    NET trustees acknowledge they took on too many struggling schools when NET didn’t have the ‘capability’. The question is: how far was the DfE complicit?
    In 2014, the DfE singled out NET for praise. DfE press releases in January and March 2014 highlighted NET’s Ryecroft Primary Academy for improved performance in 2013. But NET only took over Ryecroft in the September before the 2013 SATs. The pupils would have spent most of their time in the predecessor school (judged Good in 2010). In April 2014, Ryecroft became Outstanding. But the most recent Ofsted, November 2016, judged Ryecroft to be Inadequate on all counts.
    At the time Ryecroft was taken over, Cllr Ralph Berry, Bradford Council’s executive member for children’s services, said the DfE put Ryecroft ‘under pressure’ to convert because it hadn’t hit targets.

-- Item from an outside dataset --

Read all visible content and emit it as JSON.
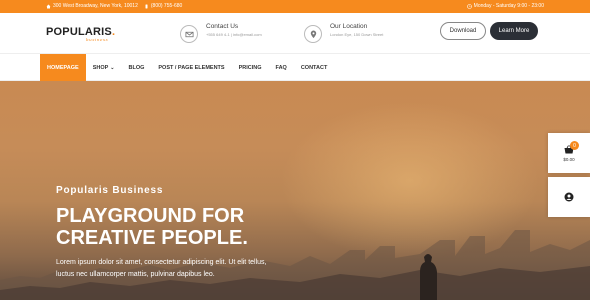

    It appears, then, the DfE pressurized Rycroft to convert despite being Good. NET built on the improvement put in place by the predecessor school and became Outstanding only to plummet down to Inadequate two-and-a-half years later.
    The DfE has questions to answer.